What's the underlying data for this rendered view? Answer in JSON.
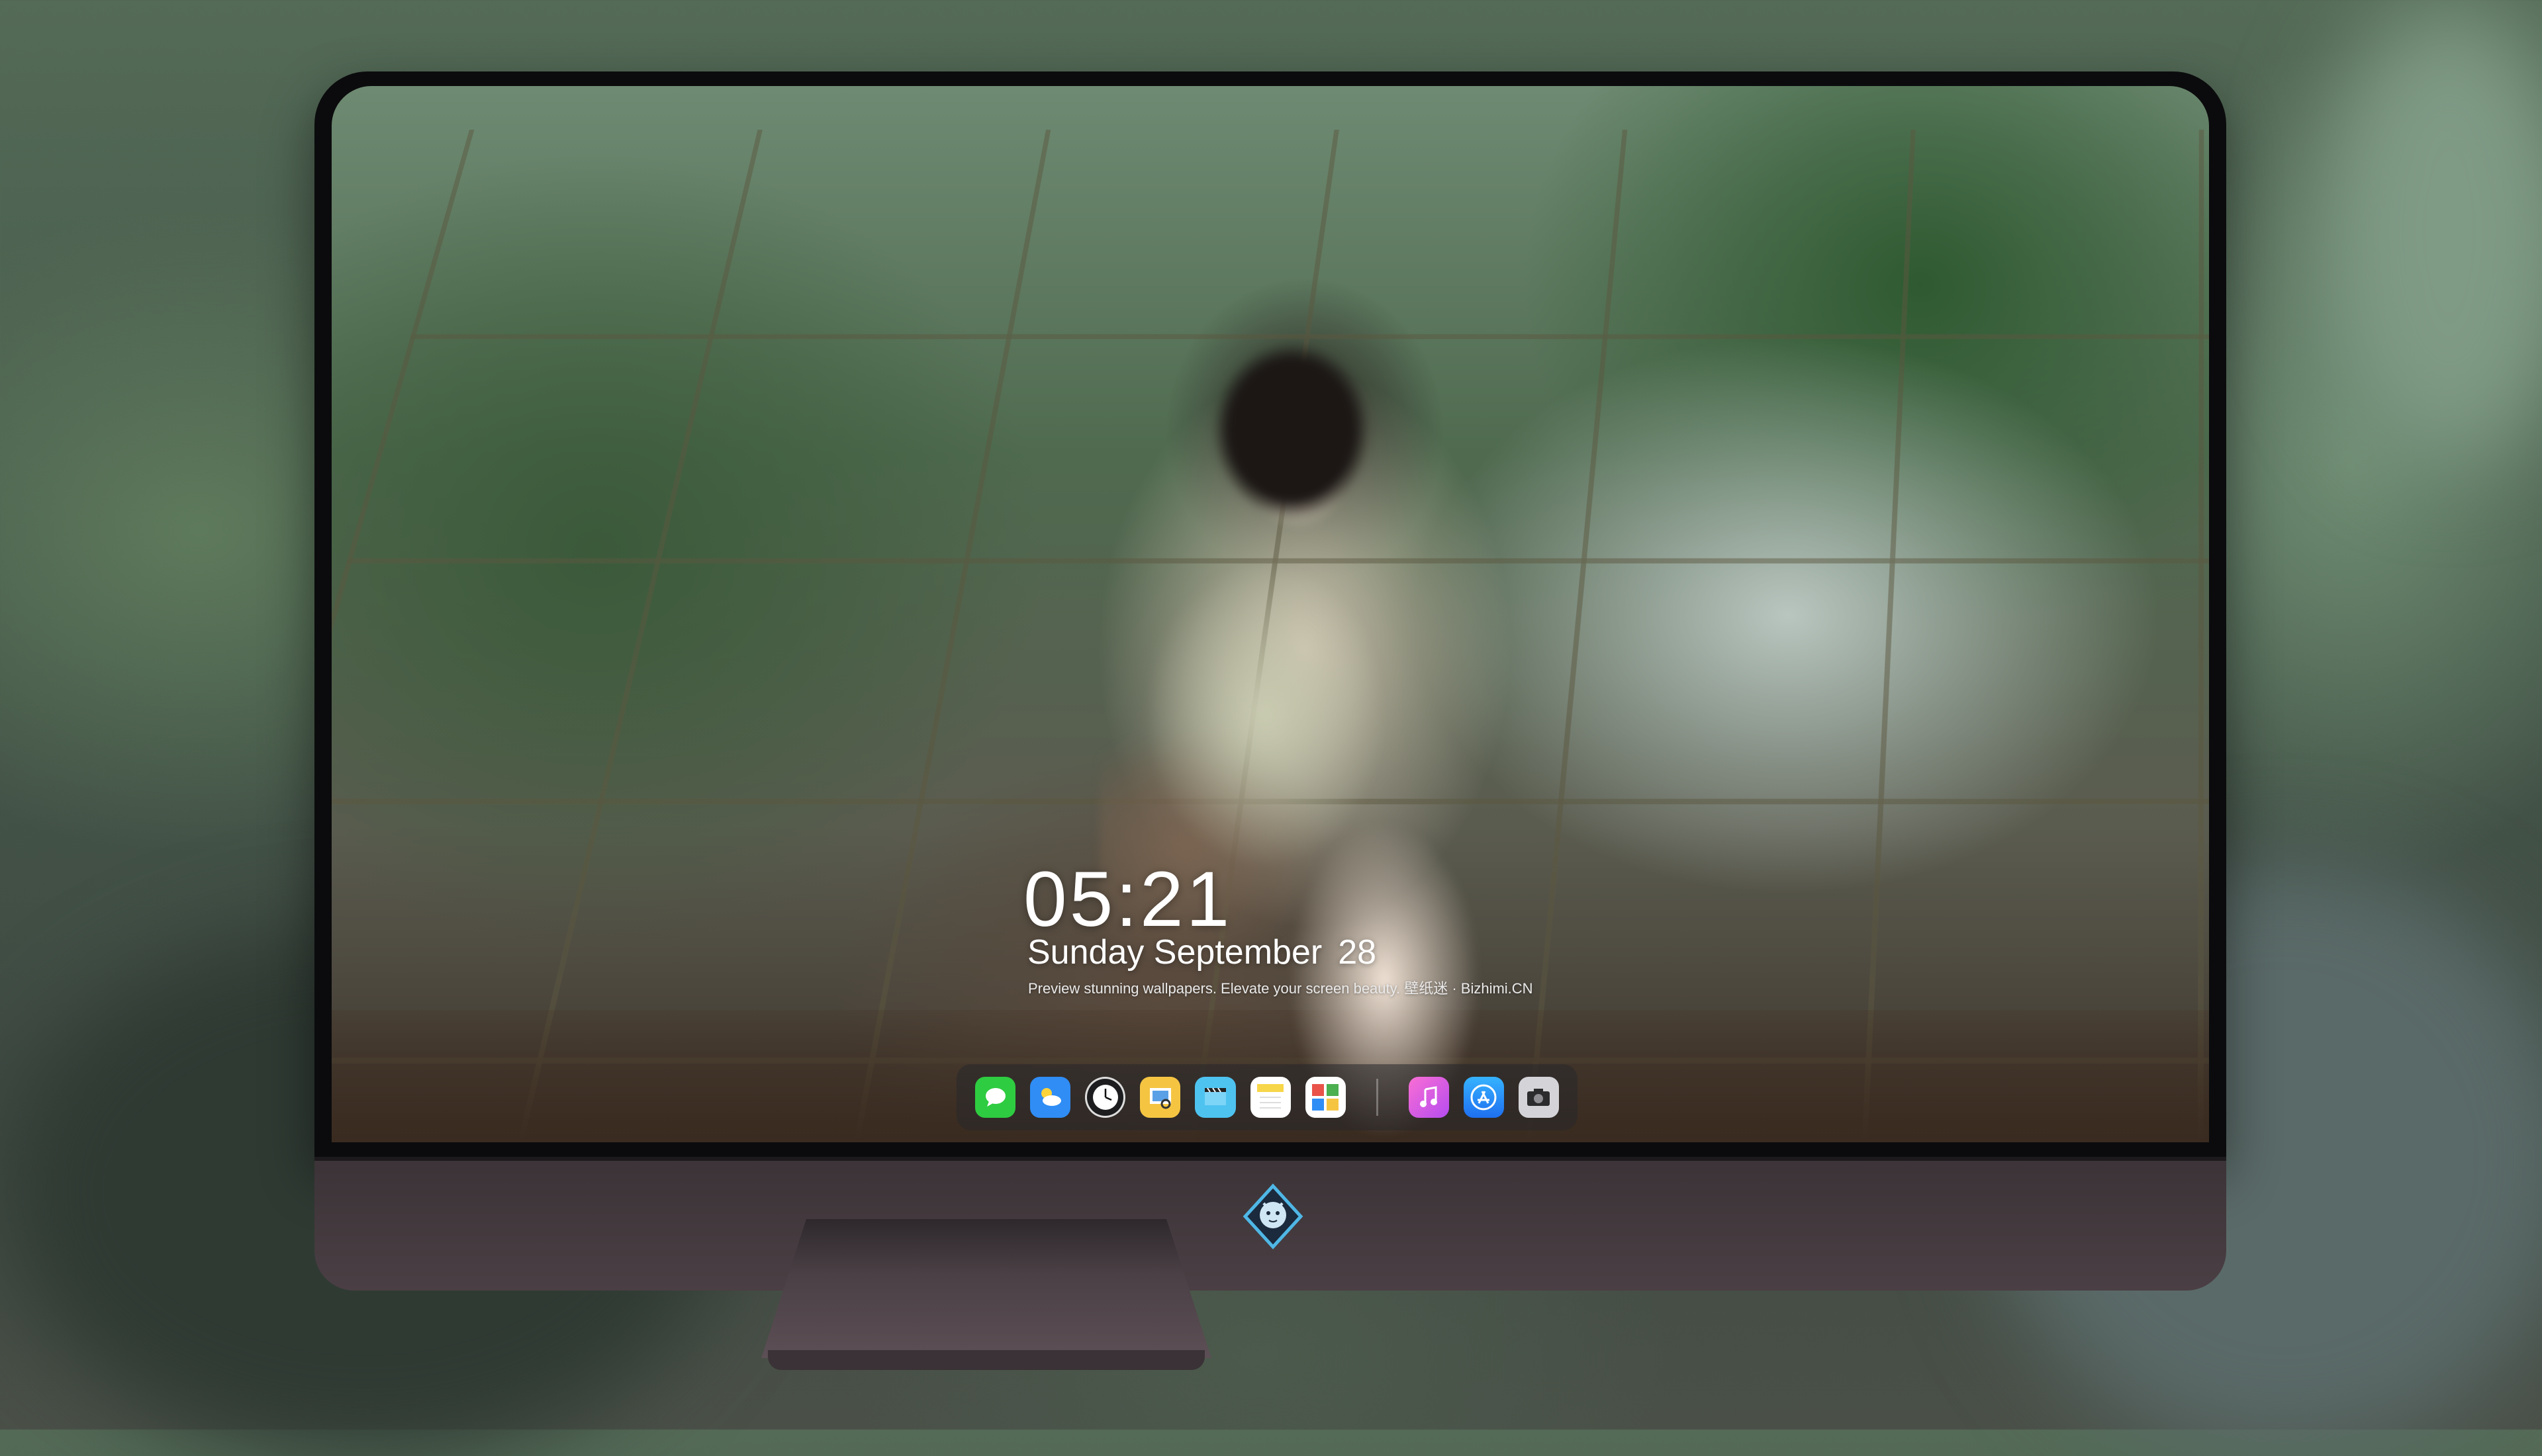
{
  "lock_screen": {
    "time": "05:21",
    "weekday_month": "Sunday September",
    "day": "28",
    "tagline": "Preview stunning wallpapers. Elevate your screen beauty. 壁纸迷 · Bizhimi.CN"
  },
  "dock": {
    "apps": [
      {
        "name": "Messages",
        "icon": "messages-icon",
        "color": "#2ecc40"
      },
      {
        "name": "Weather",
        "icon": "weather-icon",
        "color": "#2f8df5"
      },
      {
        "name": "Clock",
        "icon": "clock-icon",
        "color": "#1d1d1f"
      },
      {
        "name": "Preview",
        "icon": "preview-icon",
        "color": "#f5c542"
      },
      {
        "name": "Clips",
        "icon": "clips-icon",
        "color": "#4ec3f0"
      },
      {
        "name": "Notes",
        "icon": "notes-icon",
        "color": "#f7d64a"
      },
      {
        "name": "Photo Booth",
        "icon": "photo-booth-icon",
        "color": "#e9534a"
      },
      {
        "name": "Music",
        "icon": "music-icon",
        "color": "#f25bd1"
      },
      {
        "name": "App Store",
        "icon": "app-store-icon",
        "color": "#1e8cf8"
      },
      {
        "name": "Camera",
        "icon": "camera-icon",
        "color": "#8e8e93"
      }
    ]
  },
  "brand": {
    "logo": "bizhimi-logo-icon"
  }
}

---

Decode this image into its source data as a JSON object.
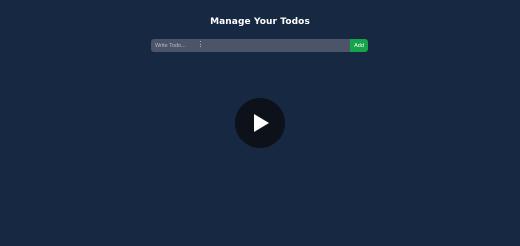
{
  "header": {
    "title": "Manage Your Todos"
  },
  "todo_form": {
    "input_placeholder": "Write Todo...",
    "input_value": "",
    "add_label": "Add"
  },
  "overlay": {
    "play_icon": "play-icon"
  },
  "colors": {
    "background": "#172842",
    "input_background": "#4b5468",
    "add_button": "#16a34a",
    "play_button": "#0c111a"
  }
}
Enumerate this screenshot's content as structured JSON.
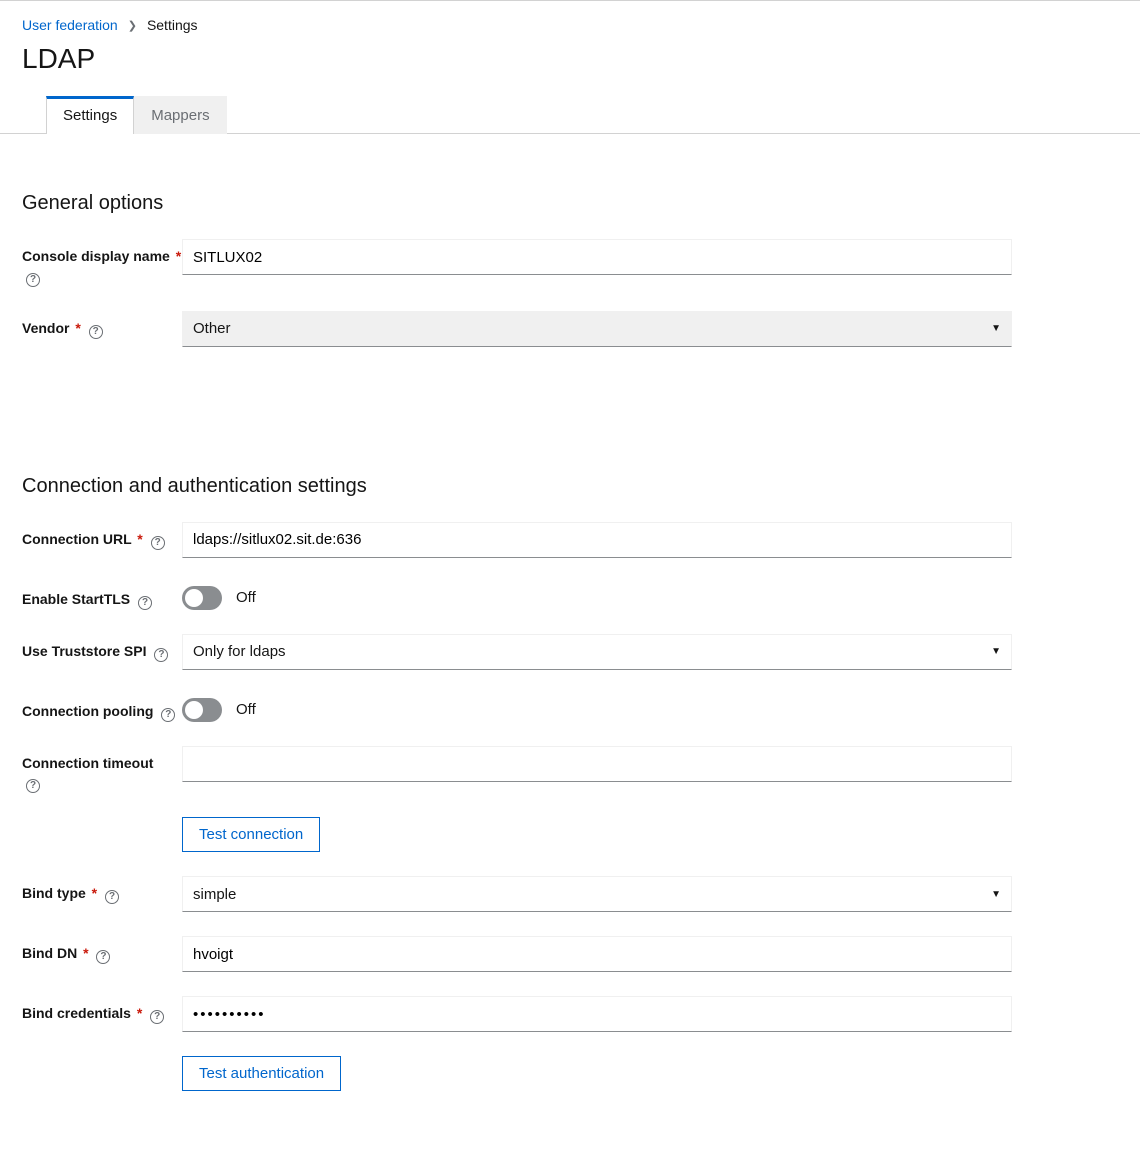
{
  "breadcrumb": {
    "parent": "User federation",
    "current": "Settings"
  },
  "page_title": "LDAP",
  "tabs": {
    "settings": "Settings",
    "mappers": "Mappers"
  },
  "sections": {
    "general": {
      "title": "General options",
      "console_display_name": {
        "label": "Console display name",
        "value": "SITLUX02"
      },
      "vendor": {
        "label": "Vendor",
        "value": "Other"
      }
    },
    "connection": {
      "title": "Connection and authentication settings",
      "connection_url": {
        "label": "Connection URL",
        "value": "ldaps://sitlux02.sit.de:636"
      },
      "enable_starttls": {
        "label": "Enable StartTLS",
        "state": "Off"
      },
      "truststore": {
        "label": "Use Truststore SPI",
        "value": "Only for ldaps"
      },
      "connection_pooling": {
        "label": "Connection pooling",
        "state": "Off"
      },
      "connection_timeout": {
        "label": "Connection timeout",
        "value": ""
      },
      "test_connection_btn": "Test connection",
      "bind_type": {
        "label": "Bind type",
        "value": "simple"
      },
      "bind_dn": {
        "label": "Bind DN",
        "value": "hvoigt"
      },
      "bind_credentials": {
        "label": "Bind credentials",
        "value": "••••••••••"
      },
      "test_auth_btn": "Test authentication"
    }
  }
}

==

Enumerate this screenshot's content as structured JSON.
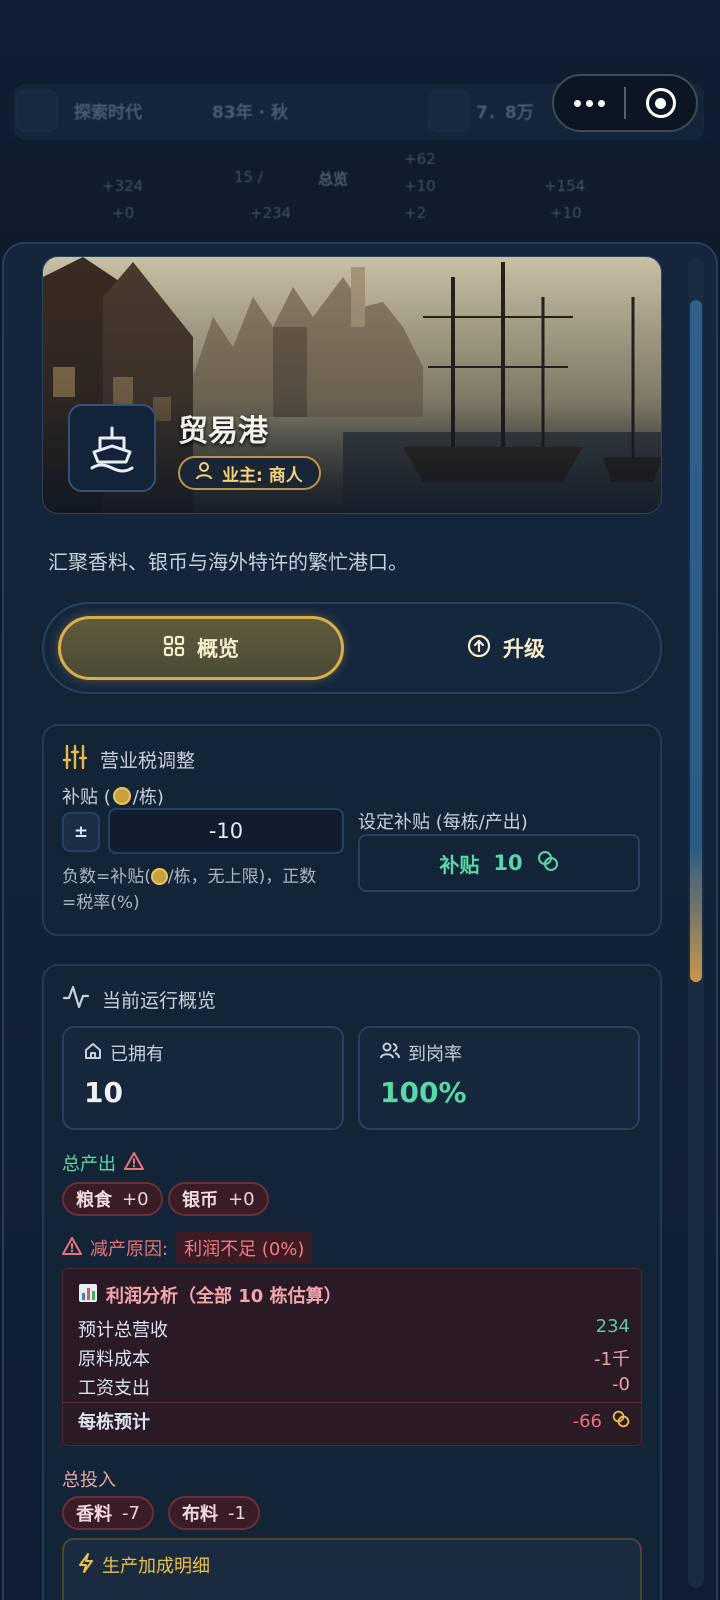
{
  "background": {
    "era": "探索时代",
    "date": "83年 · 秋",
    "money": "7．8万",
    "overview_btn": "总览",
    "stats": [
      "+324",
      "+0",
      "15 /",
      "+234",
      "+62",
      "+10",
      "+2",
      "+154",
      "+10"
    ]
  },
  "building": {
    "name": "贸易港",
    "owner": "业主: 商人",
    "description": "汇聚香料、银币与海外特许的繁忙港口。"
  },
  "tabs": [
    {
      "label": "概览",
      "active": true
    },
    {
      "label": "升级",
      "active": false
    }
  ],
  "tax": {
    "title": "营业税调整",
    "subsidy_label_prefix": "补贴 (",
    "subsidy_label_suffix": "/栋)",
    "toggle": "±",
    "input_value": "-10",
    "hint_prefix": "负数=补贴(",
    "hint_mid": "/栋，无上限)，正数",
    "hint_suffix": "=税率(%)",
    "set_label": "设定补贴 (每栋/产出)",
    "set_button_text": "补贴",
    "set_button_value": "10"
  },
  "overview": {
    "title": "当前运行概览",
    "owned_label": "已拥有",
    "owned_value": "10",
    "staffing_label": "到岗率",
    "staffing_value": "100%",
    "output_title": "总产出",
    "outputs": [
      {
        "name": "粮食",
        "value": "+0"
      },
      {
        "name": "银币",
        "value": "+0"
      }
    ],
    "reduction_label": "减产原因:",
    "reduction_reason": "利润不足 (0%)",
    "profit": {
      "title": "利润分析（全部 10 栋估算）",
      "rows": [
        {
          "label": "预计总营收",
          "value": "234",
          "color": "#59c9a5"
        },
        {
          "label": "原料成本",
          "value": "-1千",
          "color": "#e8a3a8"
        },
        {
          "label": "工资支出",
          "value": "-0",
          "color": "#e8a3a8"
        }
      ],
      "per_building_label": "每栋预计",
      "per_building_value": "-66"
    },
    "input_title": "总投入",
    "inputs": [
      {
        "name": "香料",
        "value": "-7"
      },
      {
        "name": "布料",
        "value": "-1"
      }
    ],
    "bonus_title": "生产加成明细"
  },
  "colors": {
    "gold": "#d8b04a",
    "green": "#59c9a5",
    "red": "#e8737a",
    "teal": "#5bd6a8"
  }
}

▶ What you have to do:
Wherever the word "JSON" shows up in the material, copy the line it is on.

▶ Written answer:
What's the underlying data for this rendered view? Answer in JSON.
Decode this image into its source data as a JSON object.
Enumerate this screenshot's content as structured JSON.
Enumerate this screenshot's content as structured JSON.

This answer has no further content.